However, given certain travel restrictions in many countries still apply, the investment in infrastructure and staff to support the ramp-up of airline’s operations will result in some additional costs and time for the short term. 

“We intend to seek shareholders’ approval at the upcoming EGM for the purpose of entering into agreements with Capital A to bolster and scale up the company’s operations seamlessly.

He is convinced that the company will be able to leverage on the capabilities within Capital A in terms of commercial requirements, cargo flight operations and technical maintenance requirements to name a few.

Adding to it, in the coming months, AAX will be reactivating more aircraft to return to popular medium haul leisure destinations in Australia, South Korea, Japan, Saudi Arabia apart from the existing ones.

It also expects to launch new short-haul services to Bali for the first time and more exciting new longer haul destinations to Istanbul, Dubai and London, which will start its operations by year end.

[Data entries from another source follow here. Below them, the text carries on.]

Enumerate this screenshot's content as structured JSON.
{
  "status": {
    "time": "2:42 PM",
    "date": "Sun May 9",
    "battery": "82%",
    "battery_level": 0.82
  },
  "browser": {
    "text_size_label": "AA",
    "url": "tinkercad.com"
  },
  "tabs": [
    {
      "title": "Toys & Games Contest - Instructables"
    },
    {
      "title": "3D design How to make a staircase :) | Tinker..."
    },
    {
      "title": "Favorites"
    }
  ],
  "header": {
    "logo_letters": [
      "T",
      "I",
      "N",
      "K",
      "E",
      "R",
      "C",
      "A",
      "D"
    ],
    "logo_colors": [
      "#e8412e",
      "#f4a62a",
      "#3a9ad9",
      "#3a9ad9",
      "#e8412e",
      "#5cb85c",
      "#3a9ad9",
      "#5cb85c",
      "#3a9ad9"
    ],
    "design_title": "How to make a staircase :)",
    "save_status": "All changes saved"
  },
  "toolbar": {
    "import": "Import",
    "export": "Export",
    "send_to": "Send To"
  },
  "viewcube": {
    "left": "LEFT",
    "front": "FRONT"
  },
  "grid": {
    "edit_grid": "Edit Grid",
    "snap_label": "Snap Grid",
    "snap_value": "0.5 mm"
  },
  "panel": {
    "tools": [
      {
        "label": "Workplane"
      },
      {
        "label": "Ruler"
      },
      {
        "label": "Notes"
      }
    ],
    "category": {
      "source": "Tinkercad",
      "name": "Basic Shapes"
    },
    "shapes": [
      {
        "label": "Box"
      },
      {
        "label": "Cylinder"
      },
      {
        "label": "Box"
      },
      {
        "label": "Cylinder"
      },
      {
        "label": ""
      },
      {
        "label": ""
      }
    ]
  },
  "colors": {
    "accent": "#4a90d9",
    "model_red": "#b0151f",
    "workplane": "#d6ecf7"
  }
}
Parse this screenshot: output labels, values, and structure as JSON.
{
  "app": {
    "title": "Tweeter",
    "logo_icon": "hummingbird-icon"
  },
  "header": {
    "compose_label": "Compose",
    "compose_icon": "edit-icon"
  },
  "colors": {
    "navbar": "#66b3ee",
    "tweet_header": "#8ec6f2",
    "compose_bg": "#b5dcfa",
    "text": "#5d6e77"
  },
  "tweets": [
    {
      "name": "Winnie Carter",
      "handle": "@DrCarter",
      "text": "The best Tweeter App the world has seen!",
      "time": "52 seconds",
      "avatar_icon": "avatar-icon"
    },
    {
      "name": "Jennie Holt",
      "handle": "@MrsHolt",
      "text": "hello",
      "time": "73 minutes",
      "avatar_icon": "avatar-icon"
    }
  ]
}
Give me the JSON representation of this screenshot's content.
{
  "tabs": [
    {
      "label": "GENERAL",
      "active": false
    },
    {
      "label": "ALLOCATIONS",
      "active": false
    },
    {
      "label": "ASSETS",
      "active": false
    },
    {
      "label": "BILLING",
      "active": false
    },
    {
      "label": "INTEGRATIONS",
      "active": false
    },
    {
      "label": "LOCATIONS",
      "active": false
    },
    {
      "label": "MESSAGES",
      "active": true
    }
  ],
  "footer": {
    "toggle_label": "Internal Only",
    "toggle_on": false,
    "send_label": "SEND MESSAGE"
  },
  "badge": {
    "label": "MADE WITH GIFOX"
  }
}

“We expect to ramp up flight frequencies and return to daily services to most destinations before 2023, with optimised aircraft utilisation of 15 hours by December,” Fernandes said.

“We also see positive signs for a stronger return to China and travel restrictions removed in all of our core markets soon which will provide a significant boost to our operations.

“In terms of our associate’s performance, AAX Thailand posted revenue of US$14.8 million (RM66.45 million) during the quarter, and reported a net loss of US$40.5 million,” he added.

As AAX Thailand embarks on its rehabilitation plan, cash balance was recorded at US$13.3 million on the back of prudent cash management. Further details on AAX Thailand’s rehabilitation plan will be announced in due course.

“Once successful, we are confident that AAX Thailand’s revamp of the company’s administration process and revised debt structure will deliver greater efficiencies and a solid platform for robust future growth,” Fernandes said.

AAX operates a fleet of five A330s from a fleet of 11 A330 aircraft.

The airline expects to increase its operating fleet to 15 A330 aircraft by the first half of 2023 to meet strong consumer demand.